INFORMATION PROVIDED:
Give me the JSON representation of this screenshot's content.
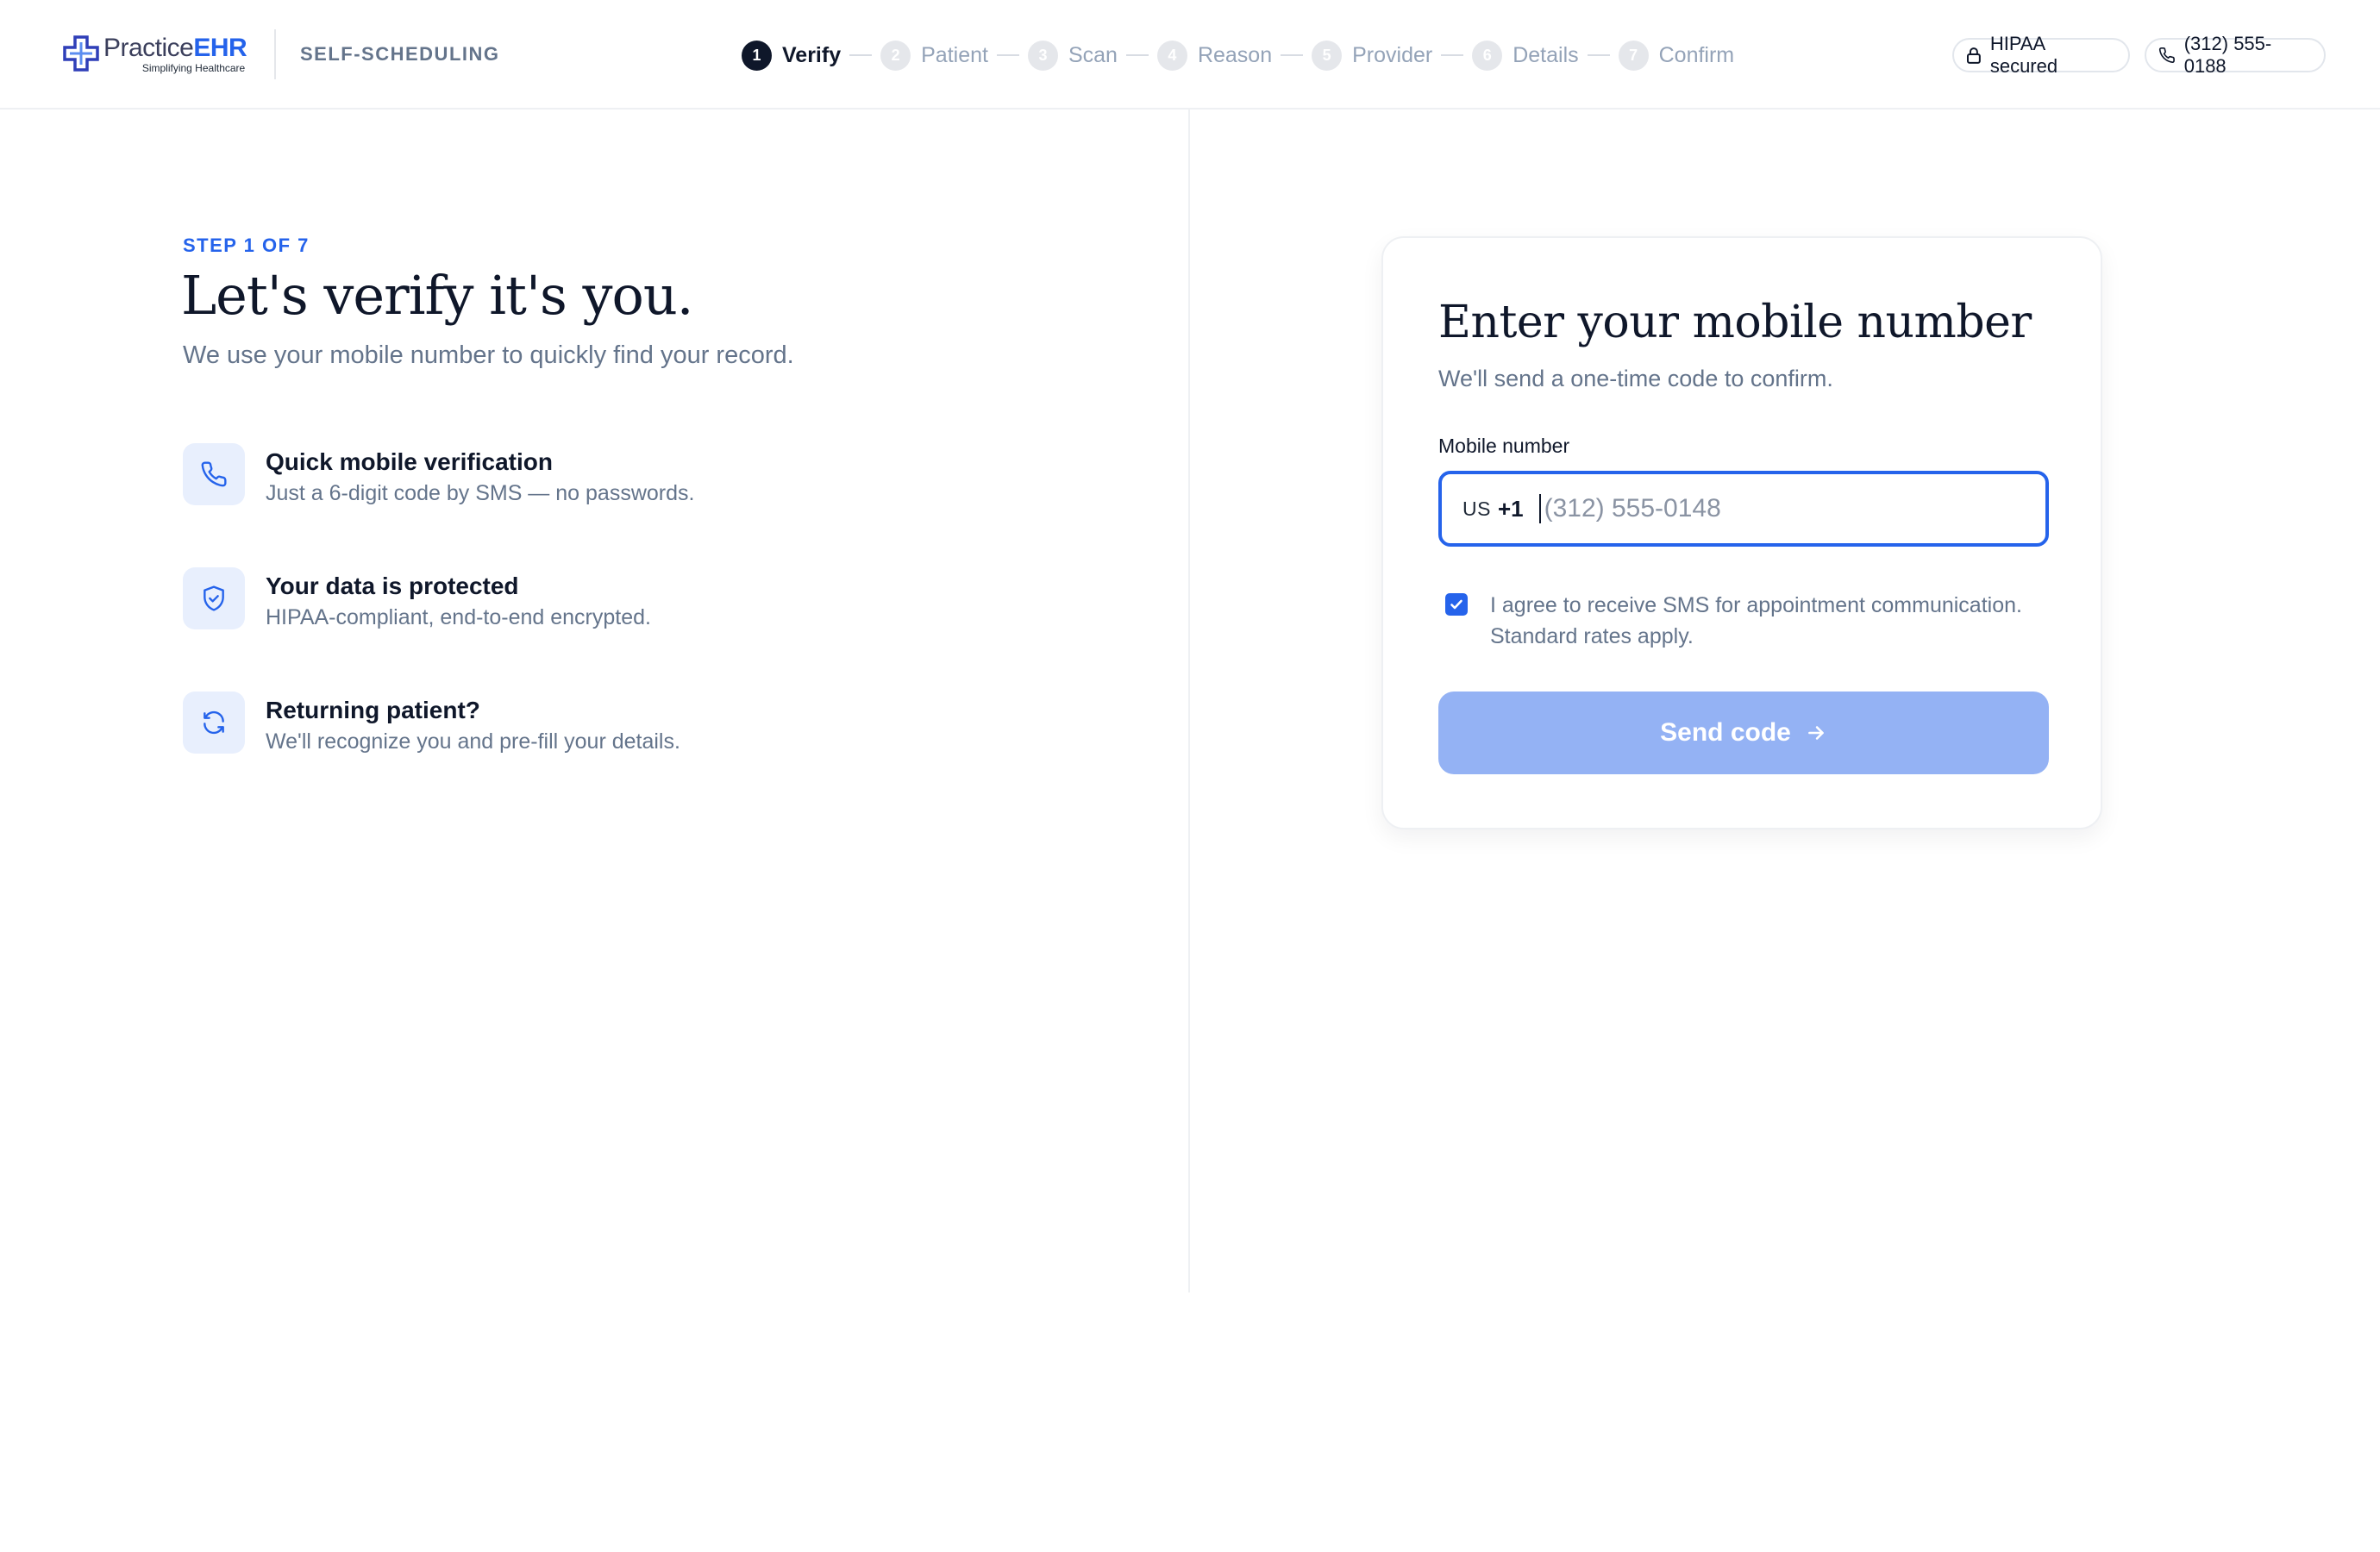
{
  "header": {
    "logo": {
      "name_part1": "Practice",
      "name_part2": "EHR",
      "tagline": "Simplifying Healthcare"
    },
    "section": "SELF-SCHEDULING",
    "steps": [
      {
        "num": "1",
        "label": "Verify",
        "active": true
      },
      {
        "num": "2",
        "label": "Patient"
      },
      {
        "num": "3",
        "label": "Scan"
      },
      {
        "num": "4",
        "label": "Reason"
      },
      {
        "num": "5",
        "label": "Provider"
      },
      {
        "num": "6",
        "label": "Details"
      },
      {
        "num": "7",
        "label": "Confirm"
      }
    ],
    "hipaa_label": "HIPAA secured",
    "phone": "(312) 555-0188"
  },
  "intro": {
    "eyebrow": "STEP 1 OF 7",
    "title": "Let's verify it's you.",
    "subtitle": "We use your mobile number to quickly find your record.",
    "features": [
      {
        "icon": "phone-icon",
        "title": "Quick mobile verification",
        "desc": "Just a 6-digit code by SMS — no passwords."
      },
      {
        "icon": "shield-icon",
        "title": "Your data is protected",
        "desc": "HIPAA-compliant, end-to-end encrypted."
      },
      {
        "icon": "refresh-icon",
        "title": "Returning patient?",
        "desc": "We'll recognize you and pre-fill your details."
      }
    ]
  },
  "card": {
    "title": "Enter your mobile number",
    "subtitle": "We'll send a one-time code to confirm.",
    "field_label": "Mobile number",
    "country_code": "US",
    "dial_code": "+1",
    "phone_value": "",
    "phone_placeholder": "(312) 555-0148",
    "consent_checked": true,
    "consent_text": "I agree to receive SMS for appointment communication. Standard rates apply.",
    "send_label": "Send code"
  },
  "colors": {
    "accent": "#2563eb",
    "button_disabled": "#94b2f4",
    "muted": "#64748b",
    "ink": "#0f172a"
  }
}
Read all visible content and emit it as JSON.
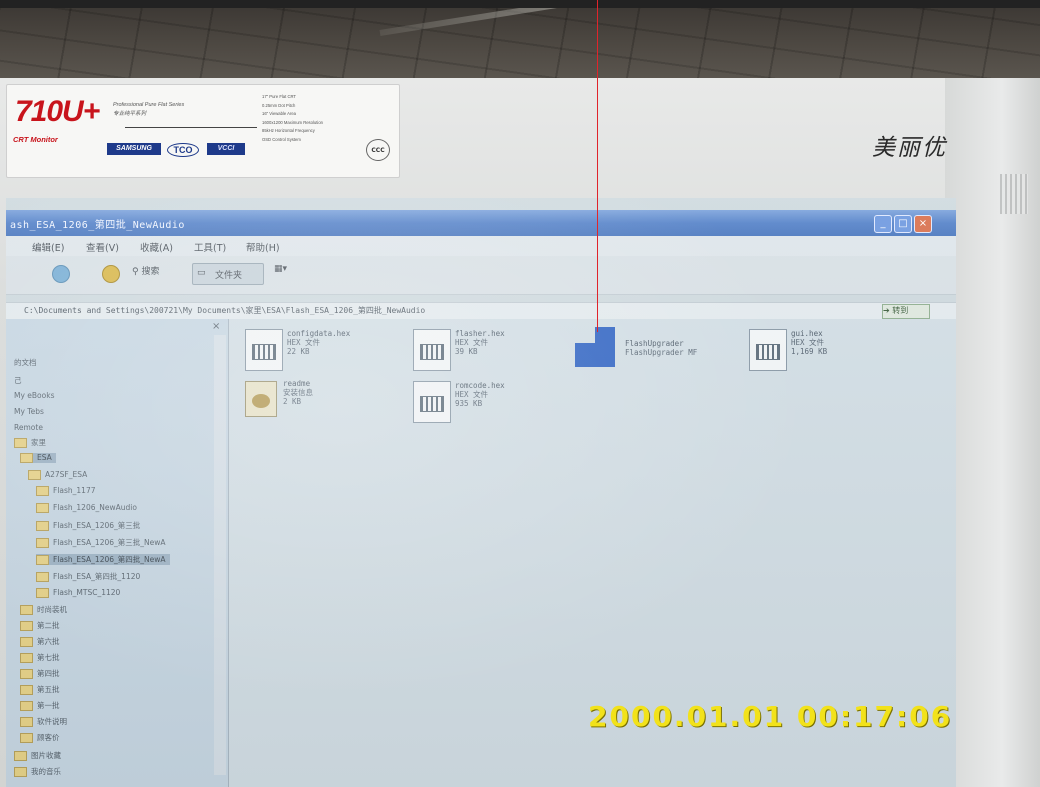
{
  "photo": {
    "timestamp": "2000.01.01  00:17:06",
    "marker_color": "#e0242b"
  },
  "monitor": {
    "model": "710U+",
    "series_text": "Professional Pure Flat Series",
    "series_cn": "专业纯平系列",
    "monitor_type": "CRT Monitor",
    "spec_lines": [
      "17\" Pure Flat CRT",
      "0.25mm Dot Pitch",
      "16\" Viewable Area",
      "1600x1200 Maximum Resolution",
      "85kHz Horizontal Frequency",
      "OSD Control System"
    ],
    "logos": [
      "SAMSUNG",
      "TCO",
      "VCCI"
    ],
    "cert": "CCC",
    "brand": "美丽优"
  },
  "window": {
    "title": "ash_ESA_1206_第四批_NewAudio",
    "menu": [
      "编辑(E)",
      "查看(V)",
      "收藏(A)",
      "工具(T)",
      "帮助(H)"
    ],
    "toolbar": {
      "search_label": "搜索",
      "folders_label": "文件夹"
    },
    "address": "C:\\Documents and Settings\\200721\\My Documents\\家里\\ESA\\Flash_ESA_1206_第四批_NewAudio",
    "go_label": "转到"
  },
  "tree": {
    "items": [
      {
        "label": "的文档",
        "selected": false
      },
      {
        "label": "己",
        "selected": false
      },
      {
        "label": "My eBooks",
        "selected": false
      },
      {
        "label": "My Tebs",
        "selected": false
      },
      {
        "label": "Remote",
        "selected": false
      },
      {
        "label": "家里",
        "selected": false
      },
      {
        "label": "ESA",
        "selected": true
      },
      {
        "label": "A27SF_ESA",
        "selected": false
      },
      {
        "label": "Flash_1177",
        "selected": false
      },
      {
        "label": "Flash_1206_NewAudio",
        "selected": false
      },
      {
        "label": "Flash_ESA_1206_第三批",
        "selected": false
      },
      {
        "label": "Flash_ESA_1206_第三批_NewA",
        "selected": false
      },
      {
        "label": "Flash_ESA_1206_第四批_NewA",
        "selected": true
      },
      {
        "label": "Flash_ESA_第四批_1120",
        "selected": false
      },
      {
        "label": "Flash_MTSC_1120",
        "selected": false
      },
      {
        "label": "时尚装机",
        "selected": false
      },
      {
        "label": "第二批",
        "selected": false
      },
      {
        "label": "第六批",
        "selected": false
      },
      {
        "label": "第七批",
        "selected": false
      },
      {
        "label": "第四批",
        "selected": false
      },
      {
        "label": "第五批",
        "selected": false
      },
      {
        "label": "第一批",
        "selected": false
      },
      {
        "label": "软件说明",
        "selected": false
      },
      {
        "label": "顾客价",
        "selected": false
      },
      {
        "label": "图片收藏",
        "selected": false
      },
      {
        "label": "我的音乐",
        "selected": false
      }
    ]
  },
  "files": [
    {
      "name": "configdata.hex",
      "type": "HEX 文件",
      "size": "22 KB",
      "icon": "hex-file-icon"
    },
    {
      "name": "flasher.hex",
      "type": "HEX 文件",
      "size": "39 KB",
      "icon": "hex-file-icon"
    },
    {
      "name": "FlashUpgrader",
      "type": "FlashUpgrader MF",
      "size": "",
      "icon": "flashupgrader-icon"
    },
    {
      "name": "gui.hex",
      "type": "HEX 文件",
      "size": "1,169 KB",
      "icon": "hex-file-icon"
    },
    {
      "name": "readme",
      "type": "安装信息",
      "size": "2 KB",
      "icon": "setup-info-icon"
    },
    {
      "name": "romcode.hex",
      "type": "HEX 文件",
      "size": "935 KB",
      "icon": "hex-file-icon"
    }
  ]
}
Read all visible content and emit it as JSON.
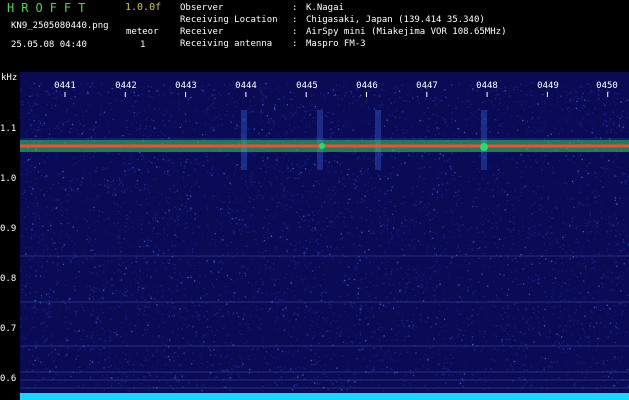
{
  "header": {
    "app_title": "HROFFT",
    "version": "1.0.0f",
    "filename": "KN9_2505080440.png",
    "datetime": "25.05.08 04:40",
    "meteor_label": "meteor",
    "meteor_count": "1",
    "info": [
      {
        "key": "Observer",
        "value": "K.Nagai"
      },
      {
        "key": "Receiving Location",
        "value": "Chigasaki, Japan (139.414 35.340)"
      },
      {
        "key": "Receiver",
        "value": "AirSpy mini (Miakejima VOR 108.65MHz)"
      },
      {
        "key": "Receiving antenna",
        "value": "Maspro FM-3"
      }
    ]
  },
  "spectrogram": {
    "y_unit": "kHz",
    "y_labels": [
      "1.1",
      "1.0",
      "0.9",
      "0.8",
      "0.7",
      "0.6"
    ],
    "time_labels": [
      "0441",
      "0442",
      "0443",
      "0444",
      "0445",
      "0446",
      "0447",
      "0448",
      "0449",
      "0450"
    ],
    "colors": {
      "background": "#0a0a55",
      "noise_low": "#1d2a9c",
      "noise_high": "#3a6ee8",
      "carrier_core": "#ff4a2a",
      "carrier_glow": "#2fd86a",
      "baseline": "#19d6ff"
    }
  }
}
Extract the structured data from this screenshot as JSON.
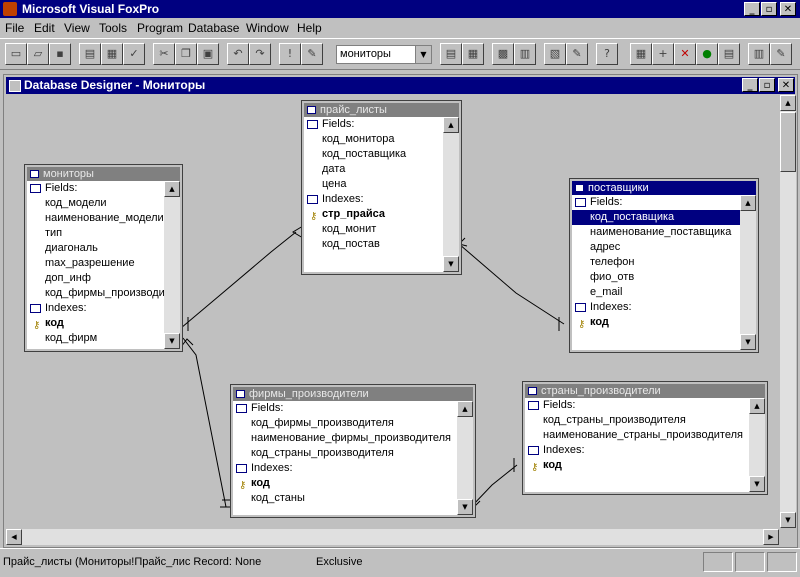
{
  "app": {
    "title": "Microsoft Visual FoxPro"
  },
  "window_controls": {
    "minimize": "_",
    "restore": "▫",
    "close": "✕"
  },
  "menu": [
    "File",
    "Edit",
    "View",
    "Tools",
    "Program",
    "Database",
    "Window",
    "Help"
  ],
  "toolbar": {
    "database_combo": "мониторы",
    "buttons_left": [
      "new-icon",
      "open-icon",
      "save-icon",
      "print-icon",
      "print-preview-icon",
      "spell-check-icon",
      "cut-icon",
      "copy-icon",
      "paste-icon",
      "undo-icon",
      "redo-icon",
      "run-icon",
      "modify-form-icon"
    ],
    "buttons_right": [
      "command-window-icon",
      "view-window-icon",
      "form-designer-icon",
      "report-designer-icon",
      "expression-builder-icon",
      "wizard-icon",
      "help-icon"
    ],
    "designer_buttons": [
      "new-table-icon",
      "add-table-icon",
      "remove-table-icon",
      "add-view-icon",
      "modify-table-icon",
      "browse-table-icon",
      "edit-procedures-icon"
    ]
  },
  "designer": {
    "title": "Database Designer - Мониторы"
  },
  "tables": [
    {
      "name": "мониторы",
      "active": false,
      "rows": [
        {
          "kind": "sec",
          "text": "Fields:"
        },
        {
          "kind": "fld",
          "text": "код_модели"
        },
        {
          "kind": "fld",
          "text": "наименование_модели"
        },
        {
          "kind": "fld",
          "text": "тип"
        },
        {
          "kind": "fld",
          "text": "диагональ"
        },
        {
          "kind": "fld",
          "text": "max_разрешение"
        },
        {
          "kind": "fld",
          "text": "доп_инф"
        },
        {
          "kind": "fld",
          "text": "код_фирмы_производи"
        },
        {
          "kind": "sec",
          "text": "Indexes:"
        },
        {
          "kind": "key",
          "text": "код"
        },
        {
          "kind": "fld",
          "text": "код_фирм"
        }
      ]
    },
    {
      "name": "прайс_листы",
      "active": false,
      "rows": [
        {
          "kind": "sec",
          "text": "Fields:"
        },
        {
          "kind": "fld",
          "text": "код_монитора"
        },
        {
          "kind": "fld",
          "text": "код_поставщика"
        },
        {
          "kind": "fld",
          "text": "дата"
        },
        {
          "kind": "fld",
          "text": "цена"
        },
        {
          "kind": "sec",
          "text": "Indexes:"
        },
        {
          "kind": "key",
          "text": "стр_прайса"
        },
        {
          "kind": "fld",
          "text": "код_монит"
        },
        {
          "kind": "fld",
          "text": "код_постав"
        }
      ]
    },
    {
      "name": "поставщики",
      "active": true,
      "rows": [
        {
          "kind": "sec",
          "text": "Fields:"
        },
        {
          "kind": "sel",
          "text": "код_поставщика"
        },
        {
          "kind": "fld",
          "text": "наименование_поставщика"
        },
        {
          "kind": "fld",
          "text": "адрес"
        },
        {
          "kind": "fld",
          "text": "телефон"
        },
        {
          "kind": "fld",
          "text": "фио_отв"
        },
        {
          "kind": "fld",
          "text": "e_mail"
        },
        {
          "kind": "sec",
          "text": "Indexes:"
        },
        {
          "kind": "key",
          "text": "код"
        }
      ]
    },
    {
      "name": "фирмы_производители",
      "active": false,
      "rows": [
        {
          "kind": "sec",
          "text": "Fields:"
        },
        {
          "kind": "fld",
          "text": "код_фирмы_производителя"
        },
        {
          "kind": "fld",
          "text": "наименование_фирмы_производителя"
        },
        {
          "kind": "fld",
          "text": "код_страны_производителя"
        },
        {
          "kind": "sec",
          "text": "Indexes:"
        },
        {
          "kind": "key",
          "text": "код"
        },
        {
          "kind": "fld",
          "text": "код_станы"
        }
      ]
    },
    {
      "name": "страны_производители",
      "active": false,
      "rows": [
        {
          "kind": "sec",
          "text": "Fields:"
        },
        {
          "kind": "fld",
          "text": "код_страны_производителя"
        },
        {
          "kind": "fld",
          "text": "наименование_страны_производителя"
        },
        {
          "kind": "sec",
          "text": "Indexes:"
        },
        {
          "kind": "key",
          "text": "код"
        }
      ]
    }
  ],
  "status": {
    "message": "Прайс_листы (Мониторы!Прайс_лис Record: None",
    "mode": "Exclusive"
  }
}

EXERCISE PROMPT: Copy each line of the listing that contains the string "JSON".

ANSWER BELOW:
Give me the JSON representation of this screenshot's content.
Read all visible content and emit it as JSON.
Read all visible content and emit it as JSON.
Extract the structured data from this screenshot as JSON.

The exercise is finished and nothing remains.